As we have learned, if someone steals an ox (shor) or a sheep (seh) and killed them or sold them he will pay back five times the value of an ox and four times the value of a sheep (see Shemot 21:37) as a kenas – a penalty.
What exactly is a seh?
According to Rava, the term seh refers specifically to a simple normal animal, but not one who was kilayim – a cross breed between a sheep and a goat. Rashi (in Massekhet Ḥullin 78b) says that the source for Rava’s ruling is a passage in Sefer (14:4), which teaches that kosher animals include a seh from the family of sheep and a seh from the family of goats.
Rava’s ruling notwithstanding, a baraita that appears in our Gemara teaches that the law requiring the thief pay a kenas of four time the value of a seh applies even if the animal is kilayim – a cross between a sheep and a goat. The Gemara explains that the passage that teaches the laws of kenas says, “shor o seh – if either an ox or a sheep” was stolen. Since it is impossible for an ox and a sheep to cross-breed, the Torah’s emphasis on the “either/or” aspect is understood to include any type of seh – even one that is kilayim. Admittedly, when the Torah uses the either/or terminology it is sometimes understood as excluding kilayim, but that is only if the two animals under discussion are animals that theoretically could produce offspring together (e.g. Vayikra 22:27).

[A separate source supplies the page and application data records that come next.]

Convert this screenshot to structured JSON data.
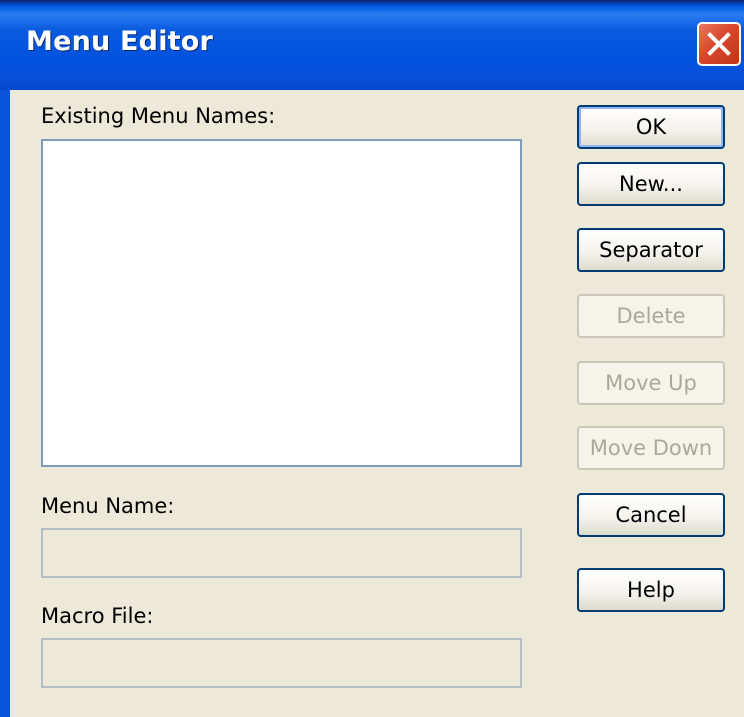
{
  "window": {
    "title": "Menu Editor"
  },
  "labels": {
    "existing_menu_names": "Existing Menu Names:",
    "menu_name": "Menu Name:",
    "macro_file": "Macro File:"
  },
  "fields": {
    "menu_name_value": "",
    "macro_file_value": ""
  },
  "buttons": {
    "ok": "OK",
    "new": "New...",
    "separator": "Separator",
    "delete": "Delete",
    "move_up": "Move Up",
    "move_down": "Move Down",
    "cancel": "Cancel",
    "help": "Help"
  },
  "colors": {
    "title_bar": "#0a55dc",
    "close_button": "#d9472b",
    "dialog_bg": "#ece9d8"
  }
}
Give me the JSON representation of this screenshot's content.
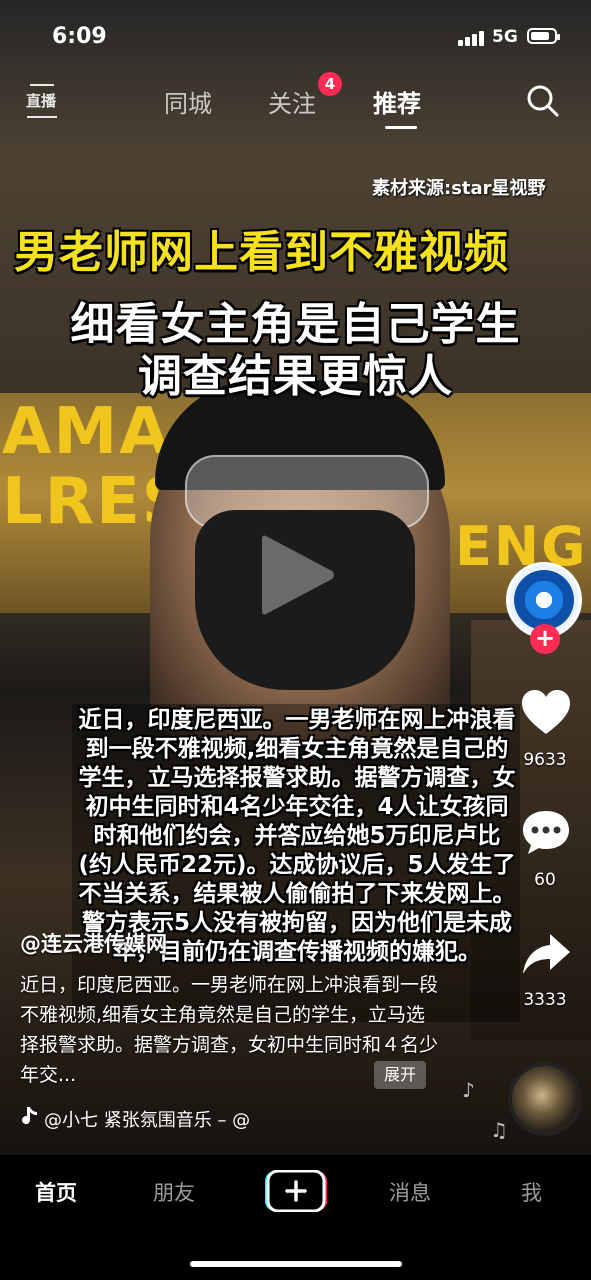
{
  "status": {
    "time": "6:09",
    "network": "5G",
    "battery_level": 0.8
  },
  "topnav": {
    "live_label": "直播",
    "tabs": [
      {
        "label": "同城"
      },
      {
        "label": "关注",
        "badge": "4"
      },
      {
        "label": "推荐",
        "active": true
      }
    ]
  },
  "video": {
    "source": "素材来源:star星视野",
    "headline_1": "男老师网上看到不雅视频",
    "headline_2": "细看女主角是自己学生",
    "headline_3": "调查结果更惊人",
    "sign_text_1": "AMA",
    "sign_text_2": "LRES",
    "sign_text_3": "ENG",
    "story": "近日，印度尼西亚。一男老师在网上冲浪看到一段不雅视频,细看女主角竟然是自己的学生，立马选择报警求助。据警方调查，女初中生同时和4名少年交往，4人让女孩同时和他们约会，并答应给她5万印尼卢比(约人民币22元)。达成协议后，5人发生了不当关系，结果被人偷偷拍了下来发网上。警方表示5人没有被拘留，因为他们是未成年，目前仍在调查传播视频的嫌犯。"
  },
  "rail": {
    "likes": "9633",
    "comments": "60",
    "shares": "3333"
  },
  "info": {
    "author": "@连云港传媒网",
    "description": "近日，印度尼西亚。一男老师在网上冲浪看到一段不雅视频,细看女主角竟然是自己的学生，立马选择报警求助。据警方调查，女初中生同时和４名少年交...",
    "expand_label": "展开",
    "music": "@小七    紧张氛围音乐 – @"
  },
  "bottom_nav": {
    "tabs": [
      {
        "label": "首页",
        "active": true
      },
      {
        "label": "朋友"
      },
      {
        "label": "消息"
      },
      {
        "label": "我"
      }
    ]
  },
  "colors": {
    "accent": "#fe2c55",
    "headline_yellow": "#f5e11e",
    "sign_yellow": "#f0c51e"
  }
}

Despite certain similarities that we find among domesticated animals, sheep and goats belong to the family of Caprinae, while larger animals like oxen, bulls and cows belong to the Bovinae family. This genetic difference, as well as the sheer disparity in size, will not allow them to produce offspring together.